The 2012 Cabernet Sauvignon from Moon Mountain, the newest AVA in Sonoma, was blue-fruited and blue-blooded, elegant and even-tempered, showing the sleekness of a colt you know will take to the track with an easy, yet earnest gait. It was gorgeous with Australian Kerwee beef, almost blue-red and incredibly tender, served with butternut squash, kale pesto and baby cipollini onions.
The whimsical dessert plate of Valrhona chocolate ganache, port namalaka,, chocolate “soil” and currant meringue, was arranged in a curve that looked like a wave had washed up these treasures from a forbidden sea. It complimented the ripe and impossibly fruity “Castenada Red,” made from both white and red Rhones sourced from Durell Vineyard.

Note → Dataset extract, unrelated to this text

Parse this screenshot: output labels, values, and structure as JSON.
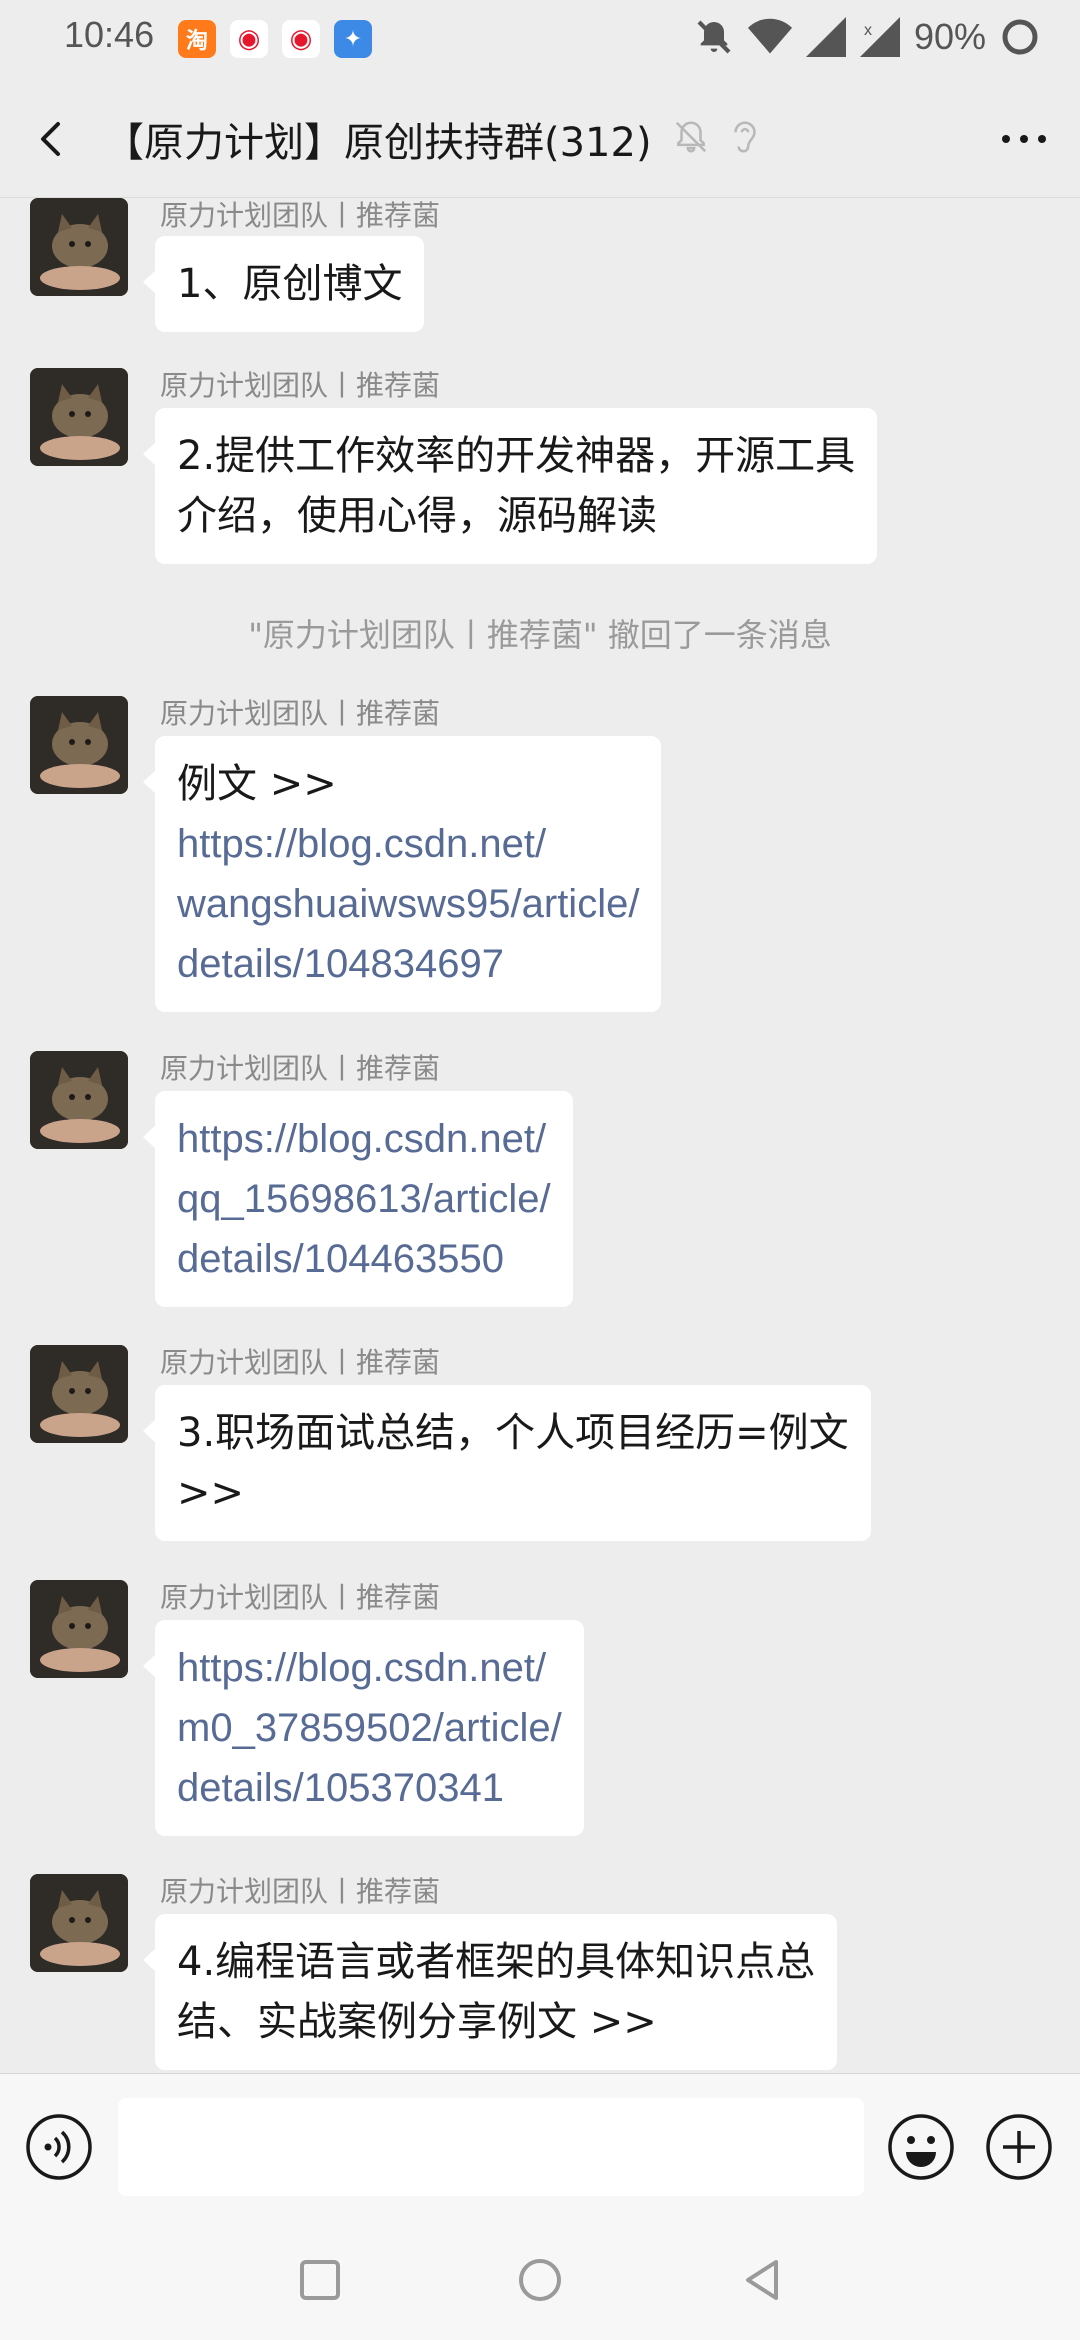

Someone asked Bill about his wine cellaring philosophy. He advised buying a case and drinking a bottle or two a year, speeding up or slowing down, depending on the wine’s evolution. This means he drinks quite a lot of Chardonnay and Pinot. “Whenever I come across a Syrah,” he admits, “I put it in the back of the cellar. I figure my kids will enjoy it.”

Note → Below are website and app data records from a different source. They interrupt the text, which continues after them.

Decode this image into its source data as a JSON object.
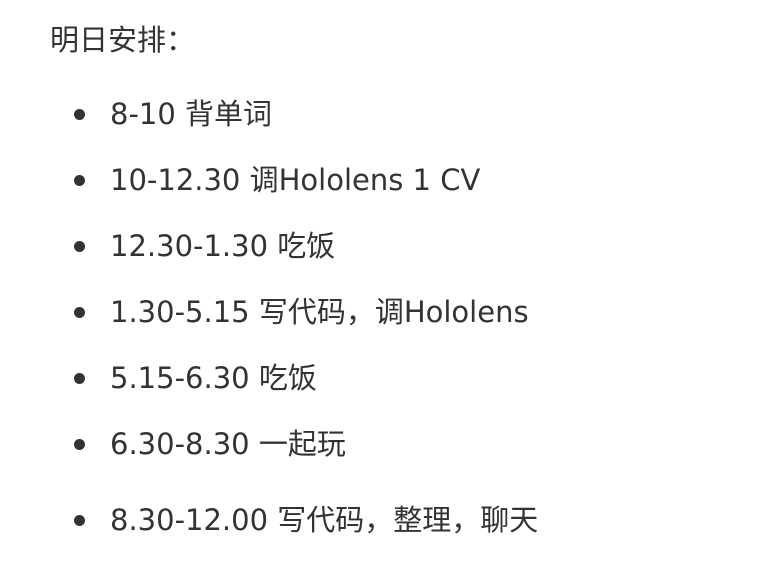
{
  "heading": "明日安排：",
  "items": [
    "8-10 背单词",
    "10-12.30 调Hololens 1 CV",
    "12.30-1.30 吃饭",
    "1.30-5.15 写代码，调Hololens",
    "5.15-6.30 吃饭",
    "6.30-8.30 一起玩",
    "8.30-12.00 写代码，整理，聊天"
  ]
}
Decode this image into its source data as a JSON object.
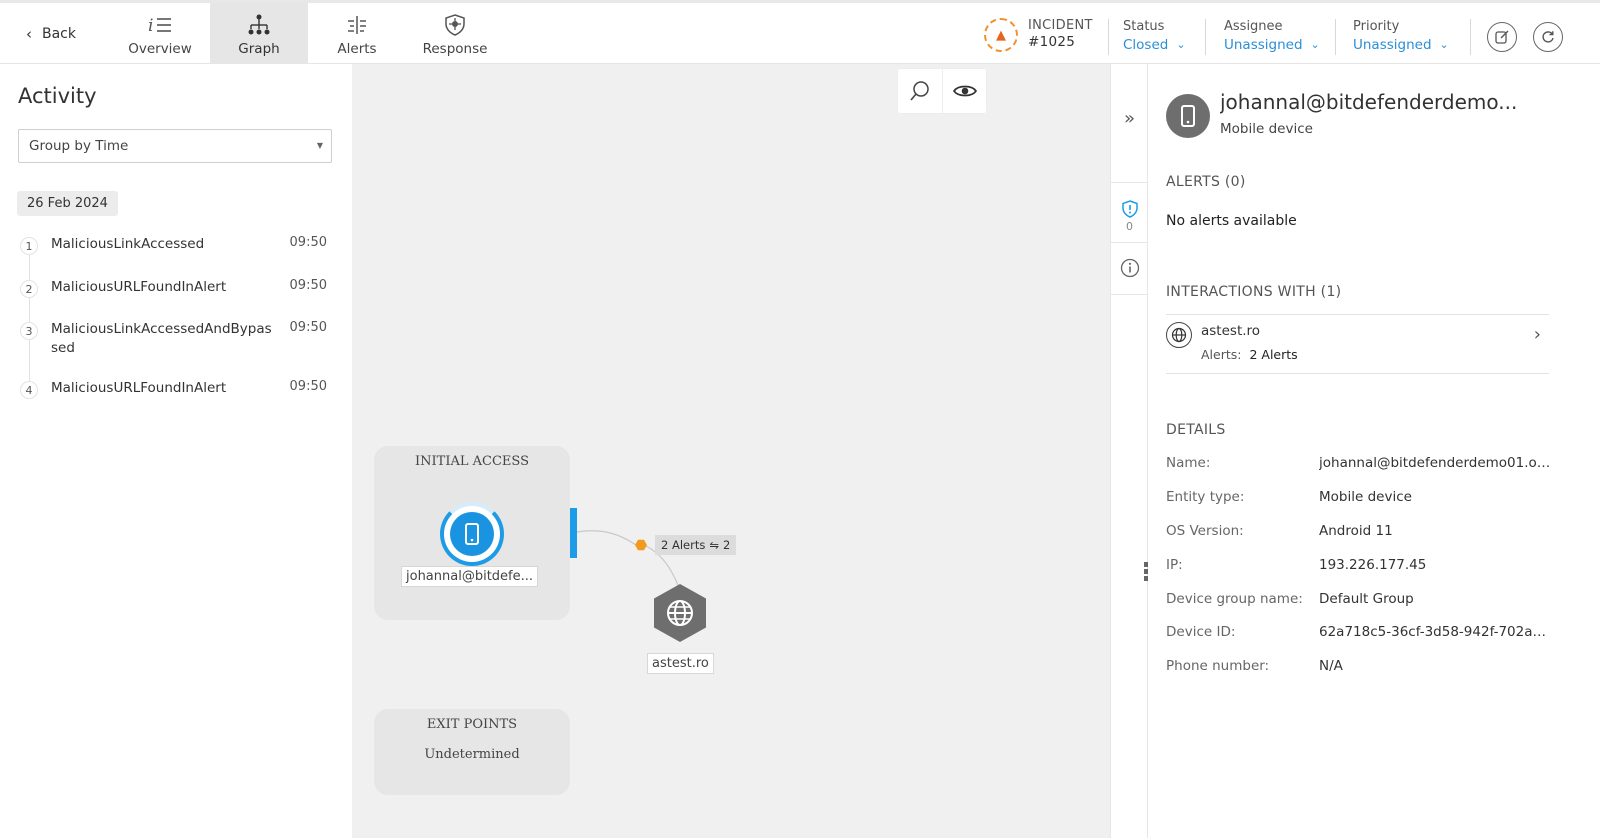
{
  "nav": {
    "back_label": "Back",
    "tabs": [
      {
        "label": "Overview",
        "icon": "list-icon"
      },
      {
        "label": "Graph",
        "icon": "graph-icon",
        "active": true
      },
      {
        "label": "Alerts",
        "icon": "alerts-icon"
      },
      {
        "label": "Response",
        "icon": "shield-icon"
      }
    ]
  },
  "incident": {
    "label": "INCIDENT",
    "number": "#1025",
    "icon": "flame-icon",
    "accent": "#f0912a"
  },
  "status": {
    "label": "Status",
    "value": "Closed"
  },
  "assignee": {
    "label": "Assignee",
    "value": "Unassigned"
  },
  "priority": {
    "label": "Priority",
    "value": "Unassigned"
  },
  "activity": {
    "title": "Activity",
    "group_by": "Group by Time",
    "date": "26 Feb 2024",
    "items": [
      {
        "index": "1",
        "name": "MaliciousLinkAccessed",
        "time": "09:50"
      },
      {
        "index": "2",
        "name": "MaliciousURLFoundInAlert",
        "time": "09:50"
      },
      {
        "index": "3",
        "name": "MaliciousLinkAccessedAndBypassed",
        "time": "09:50"
      },
      {
        "index": "4",
        "name": "MaliciousURLFoundInAlert",
        "time": "09:50"
      }
    ]
  },
  "graph": {
    "initial_access_title": "INITIAL ACCESS",
    "device_label": "johannal@bitdefe...",
    "edge_badge": "2 Alerts",
    "edge_count": "2",
    "domain_label": "astest.ro",
    "exit_title": "EXIT POINTS",
    "exit_value": "Undetermined",
    "accent": "#1d9be6"
  },
  "strip": {
    "alert_count": "0"
  },
  "detail": {
    "name": "johannal@bitdefenderdemo...",
    "type": "Mobile device",
    "alerts_title": "ALERTS (0)",
    "no_alerts": "No alerts available",
    "interactions_title": "INTERACTIONS WITH (1)",
    "interaction": {
      "name": "astest.ro",
      "alerts_label": "Alerts:",
      "alerts_value": "2 Alerts"
    },
    "details_title": "DETAILS",
    "rows": [
      {
        "key": "Name:",
        "value": "johannal@bitdefenderdemo01.on..."
      },
      {
        "key": "Entity type:",
        "value": "Mobile device"
      },
      {
        "key": "OS Version:",
        "value": "Android 11"
      },
      {
        "key": "IP:",
        "value": "193.226.177.45"
      },
      {
        "key": "Device group name:",
        "value": "Default Group"
      },
      {
        "key": "Device ID:",
        "value": "62a718c5-36cf-3d58-942f-702ab36..."
      },
      {
        "key": "Phone number:",
        "value": "N/A"
      }
    ]
  }
}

“Whenever I come across a Syrah. I put it in the back of the cellar. I figure my kids will enjoy it.”
Visit the beautiful and historic Three Sticks tasting room in downtown Sonoma for food pairings and wine tasting by appointment daily. Put The Plumed Horse on your bucket list again, even if you’ve already been. Life is too short.
BY: LAURA NESS, WINE JUDGE & WINE WRITER
Laura Ness, aka “Her VineNess,” is an accomplished wine journalist and wine critic whose passion for wine was ignited by a visit to France, where she had the unmatched pleasure of tasting Sancerre in the medieval town of Sancerre – splendid!— and then a Saumur, after visiting the Chateau de Saumur in Chinon. The concept of terroir came alive in those incandescent moments. She regularly judges wine competitions and serves on the tasting panels of the Pinot, Cabernet and Chardonnay Shootouts. She was instrumental in helping define the unique sub-regions of the Santa Cruz Mountains AVA in concert with Appellation America. You can usually find her sipping and smiling in Mendocino, Livermore, the Santa Lucia Highlands, Santa Cruz Mountains and Paso Robles. Laura writes extensively for many industry and consumer publications, and has weekly wine columns in several Bay Area newspapers. She blogs, irreverently and sporadically, at myvinespace.com.